WHAT IS REQUIRED >> Every line below that holds the string "html" must be copied.

Component data from apps and pages

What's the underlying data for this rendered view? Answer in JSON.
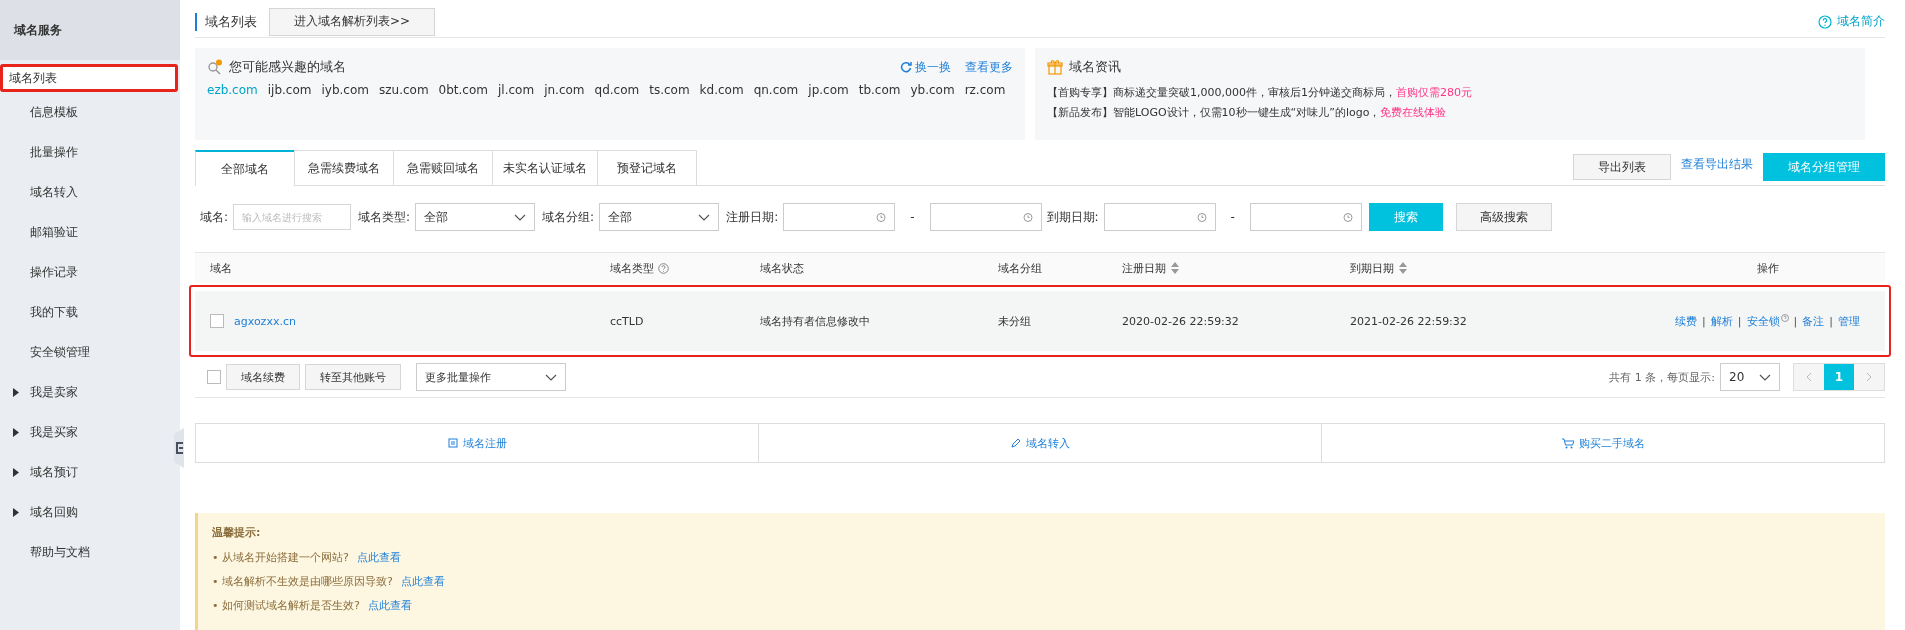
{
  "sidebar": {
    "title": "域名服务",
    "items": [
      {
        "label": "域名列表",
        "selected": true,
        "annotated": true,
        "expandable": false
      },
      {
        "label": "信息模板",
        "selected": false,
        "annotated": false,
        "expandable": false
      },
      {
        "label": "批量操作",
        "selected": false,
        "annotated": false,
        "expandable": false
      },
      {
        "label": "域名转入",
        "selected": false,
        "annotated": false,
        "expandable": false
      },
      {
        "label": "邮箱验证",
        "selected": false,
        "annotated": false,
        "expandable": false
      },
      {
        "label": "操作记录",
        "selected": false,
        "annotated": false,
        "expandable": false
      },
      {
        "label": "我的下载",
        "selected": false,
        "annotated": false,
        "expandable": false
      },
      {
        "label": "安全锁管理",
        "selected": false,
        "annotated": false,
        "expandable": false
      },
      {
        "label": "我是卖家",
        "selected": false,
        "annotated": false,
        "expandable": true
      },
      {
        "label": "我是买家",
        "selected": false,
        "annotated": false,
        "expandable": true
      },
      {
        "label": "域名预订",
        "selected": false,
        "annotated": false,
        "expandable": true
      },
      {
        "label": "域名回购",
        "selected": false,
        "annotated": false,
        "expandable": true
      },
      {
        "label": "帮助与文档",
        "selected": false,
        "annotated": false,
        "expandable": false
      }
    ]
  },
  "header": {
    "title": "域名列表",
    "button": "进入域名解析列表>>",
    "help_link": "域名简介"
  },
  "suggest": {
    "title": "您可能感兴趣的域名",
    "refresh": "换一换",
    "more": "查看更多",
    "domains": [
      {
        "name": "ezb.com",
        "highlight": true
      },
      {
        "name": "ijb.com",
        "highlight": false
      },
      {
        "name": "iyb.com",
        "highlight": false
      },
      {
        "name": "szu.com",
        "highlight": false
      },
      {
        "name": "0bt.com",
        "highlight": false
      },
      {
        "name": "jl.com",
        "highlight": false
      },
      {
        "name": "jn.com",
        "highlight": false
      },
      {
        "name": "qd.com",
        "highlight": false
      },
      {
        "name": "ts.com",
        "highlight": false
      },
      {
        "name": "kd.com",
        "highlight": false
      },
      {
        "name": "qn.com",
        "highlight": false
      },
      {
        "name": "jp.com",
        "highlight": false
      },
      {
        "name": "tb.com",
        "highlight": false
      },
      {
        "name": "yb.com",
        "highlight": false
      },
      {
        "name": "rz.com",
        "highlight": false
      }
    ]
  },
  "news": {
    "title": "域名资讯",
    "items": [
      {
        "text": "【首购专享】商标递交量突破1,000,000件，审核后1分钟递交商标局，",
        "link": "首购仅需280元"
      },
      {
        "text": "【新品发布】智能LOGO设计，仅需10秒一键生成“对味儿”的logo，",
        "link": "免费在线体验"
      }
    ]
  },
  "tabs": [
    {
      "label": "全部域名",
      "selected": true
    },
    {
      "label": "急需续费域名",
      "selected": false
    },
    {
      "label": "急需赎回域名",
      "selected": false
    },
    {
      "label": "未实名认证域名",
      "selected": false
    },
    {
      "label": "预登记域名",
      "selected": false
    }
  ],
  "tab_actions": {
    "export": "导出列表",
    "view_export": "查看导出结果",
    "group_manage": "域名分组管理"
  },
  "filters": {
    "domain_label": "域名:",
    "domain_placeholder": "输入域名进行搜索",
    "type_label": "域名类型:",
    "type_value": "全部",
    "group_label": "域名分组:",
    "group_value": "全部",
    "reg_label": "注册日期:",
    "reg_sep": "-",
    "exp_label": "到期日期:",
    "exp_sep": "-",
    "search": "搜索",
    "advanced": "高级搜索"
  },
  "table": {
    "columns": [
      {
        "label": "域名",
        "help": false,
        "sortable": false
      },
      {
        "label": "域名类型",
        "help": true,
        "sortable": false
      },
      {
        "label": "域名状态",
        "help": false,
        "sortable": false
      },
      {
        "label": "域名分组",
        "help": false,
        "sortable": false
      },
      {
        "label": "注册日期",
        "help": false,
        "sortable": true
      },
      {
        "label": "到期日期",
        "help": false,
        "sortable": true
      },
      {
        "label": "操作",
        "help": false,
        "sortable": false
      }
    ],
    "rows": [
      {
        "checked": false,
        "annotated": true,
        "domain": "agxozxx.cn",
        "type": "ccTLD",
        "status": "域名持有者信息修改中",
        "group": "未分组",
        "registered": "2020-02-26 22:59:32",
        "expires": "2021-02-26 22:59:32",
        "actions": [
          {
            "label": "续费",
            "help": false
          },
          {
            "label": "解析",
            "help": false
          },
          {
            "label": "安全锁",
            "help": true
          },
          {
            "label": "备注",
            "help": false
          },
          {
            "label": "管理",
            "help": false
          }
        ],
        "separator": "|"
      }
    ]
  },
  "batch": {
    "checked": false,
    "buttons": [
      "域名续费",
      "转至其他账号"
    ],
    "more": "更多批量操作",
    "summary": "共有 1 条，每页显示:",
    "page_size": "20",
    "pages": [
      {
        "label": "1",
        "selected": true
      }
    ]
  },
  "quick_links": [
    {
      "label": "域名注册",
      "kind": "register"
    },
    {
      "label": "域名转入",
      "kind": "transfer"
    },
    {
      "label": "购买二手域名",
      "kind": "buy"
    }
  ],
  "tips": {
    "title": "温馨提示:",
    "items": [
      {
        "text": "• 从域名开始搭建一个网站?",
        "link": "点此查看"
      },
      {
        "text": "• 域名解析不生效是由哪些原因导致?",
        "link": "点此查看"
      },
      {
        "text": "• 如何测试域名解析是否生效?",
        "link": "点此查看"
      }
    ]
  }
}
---
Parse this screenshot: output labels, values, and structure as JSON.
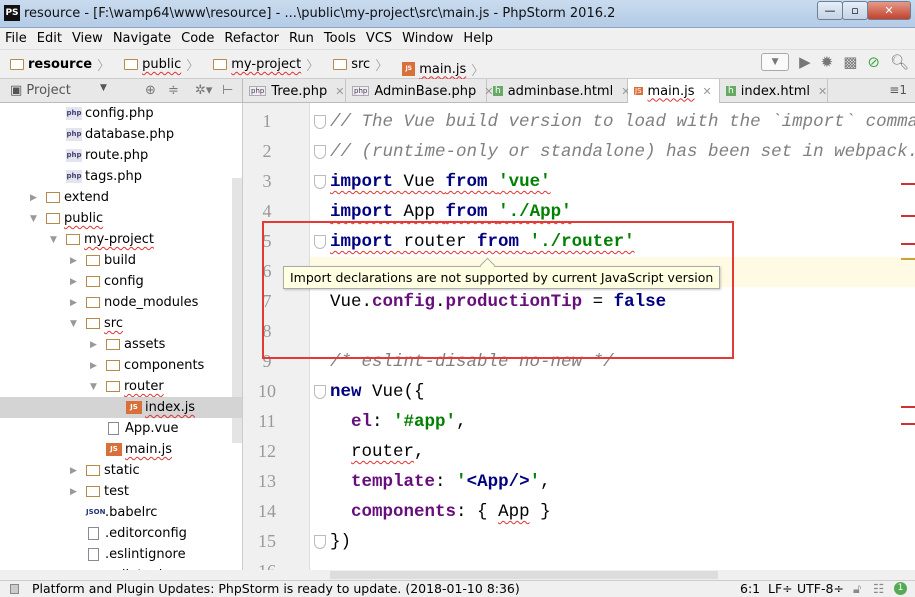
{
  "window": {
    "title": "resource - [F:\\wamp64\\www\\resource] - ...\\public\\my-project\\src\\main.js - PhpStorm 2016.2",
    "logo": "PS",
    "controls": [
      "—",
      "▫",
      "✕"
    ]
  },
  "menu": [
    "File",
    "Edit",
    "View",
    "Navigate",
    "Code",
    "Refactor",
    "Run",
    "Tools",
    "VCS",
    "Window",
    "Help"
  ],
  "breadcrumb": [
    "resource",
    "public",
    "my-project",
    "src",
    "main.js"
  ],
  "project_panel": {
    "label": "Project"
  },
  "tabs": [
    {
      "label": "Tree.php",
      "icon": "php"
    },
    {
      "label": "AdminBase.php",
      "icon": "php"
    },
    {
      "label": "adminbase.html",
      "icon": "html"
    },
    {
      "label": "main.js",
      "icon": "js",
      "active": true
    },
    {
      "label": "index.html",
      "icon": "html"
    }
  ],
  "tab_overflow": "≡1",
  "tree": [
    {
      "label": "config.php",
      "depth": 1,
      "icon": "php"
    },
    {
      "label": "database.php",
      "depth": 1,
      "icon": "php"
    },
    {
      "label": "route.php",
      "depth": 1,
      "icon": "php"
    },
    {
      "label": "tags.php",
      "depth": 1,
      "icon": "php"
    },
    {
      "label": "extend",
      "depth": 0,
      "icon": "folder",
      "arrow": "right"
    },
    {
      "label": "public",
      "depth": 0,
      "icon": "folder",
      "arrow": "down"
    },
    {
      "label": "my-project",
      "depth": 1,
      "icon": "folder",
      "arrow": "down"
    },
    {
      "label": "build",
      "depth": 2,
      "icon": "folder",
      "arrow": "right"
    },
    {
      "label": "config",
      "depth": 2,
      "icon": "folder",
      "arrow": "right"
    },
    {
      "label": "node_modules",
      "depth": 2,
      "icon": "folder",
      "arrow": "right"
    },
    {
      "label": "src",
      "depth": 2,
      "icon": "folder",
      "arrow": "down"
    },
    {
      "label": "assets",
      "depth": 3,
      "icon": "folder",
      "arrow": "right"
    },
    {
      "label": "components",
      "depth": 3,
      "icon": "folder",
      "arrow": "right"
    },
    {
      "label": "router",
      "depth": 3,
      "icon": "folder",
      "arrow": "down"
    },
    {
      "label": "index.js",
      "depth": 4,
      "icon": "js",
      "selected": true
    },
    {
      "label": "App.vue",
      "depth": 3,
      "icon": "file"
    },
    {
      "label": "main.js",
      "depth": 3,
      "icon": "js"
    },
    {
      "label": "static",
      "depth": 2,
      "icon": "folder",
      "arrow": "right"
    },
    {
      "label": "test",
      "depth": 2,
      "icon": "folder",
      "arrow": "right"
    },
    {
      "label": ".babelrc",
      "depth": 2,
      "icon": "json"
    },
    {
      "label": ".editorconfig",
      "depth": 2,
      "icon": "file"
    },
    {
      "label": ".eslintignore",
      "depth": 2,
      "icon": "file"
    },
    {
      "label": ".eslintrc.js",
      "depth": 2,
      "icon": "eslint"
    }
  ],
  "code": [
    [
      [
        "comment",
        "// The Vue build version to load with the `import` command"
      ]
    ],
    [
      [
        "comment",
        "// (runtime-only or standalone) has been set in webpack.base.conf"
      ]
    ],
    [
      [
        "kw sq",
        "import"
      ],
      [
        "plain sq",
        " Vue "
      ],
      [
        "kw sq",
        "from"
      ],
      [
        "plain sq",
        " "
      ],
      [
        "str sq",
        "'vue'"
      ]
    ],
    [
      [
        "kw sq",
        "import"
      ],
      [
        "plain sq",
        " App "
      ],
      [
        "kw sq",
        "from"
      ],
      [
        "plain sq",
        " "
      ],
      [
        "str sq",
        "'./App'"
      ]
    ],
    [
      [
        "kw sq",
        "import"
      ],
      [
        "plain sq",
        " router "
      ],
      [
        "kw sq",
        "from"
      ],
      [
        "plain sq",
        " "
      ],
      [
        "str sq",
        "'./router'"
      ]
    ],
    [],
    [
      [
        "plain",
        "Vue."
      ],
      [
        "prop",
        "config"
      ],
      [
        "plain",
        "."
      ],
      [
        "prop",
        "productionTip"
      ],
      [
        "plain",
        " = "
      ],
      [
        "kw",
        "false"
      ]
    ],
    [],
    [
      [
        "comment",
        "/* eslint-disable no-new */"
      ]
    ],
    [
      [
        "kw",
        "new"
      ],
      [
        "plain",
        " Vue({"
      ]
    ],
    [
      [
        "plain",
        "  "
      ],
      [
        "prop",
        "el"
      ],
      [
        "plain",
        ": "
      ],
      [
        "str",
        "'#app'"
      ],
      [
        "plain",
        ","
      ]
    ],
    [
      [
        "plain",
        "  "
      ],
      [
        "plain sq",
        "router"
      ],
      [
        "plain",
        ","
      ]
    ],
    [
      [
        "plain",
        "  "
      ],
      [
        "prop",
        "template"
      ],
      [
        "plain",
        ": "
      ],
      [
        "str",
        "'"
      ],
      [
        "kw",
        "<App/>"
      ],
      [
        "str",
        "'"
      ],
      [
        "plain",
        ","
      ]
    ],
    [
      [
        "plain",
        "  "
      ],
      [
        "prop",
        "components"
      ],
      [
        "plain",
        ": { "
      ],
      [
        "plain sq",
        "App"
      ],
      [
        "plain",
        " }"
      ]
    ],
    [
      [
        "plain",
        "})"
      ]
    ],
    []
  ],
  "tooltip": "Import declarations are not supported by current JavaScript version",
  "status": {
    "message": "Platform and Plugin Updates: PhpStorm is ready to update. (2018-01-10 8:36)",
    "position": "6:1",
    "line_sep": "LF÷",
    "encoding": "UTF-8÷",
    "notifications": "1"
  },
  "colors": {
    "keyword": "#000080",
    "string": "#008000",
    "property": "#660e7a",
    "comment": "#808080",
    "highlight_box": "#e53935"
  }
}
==
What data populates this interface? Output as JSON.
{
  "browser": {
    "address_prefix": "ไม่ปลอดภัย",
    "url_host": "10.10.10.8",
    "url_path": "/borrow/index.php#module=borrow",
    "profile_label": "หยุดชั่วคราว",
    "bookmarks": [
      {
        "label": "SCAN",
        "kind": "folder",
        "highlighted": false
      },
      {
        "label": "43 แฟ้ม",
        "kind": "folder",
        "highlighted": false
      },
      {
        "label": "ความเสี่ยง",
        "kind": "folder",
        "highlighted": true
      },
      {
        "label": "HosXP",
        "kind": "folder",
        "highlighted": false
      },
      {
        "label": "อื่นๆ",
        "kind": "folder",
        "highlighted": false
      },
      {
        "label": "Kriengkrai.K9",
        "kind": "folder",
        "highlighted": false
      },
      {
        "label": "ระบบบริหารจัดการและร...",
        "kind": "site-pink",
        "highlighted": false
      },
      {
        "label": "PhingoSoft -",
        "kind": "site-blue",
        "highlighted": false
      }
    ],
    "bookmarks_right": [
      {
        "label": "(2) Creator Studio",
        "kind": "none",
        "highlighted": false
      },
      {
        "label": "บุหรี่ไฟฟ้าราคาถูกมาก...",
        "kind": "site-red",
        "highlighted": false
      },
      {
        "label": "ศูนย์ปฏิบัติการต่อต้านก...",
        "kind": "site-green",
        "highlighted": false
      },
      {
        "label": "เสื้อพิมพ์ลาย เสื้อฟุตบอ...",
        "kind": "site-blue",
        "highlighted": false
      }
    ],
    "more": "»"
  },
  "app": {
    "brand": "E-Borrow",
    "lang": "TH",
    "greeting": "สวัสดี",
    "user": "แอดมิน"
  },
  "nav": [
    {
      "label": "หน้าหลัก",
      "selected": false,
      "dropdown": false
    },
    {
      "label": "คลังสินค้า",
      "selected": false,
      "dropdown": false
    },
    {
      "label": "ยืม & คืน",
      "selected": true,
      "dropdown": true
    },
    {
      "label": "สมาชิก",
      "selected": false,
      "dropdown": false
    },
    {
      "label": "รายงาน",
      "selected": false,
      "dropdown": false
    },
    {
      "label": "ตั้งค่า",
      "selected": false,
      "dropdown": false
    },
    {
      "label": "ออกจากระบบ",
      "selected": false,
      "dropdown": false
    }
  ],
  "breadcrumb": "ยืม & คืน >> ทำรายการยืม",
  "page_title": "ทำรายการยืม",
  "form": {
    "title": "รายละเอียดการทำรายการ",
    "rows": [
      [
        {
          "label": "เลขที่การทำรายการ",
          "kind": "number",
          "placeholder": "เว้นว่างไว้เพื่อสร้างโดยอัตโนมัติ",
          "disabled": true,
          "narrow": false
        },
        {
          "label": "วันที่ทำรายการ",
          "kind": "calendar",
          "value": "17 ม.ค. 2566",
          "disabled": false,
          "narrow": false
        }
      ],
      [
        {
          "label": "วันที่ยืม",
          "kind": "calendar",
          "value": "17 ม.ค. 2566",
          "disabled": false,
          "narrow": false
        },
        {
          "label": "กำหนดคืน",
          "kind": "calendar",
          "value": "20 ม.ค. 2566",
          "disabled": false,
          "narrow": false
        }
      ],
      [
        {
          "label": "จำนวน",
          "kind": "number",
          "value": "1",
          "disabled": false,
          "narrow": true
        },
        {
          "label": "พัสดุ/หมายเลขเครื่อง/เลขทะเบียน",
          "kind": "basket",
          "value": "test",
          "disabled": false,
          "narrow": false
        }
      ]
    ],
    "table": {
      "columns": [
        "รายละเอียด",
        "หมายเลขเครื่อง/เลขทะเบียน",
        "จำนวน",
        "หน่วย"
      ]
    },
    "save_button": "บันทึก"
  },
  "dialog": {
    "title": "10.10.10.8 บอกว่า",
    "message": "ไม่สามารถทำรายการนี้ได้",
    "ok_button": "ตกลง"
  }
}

PROBLEM SOLUTION >>
      "label": "adminbase.html",
      "icon": "html"
      "label": "index.html",
      "icon": "html"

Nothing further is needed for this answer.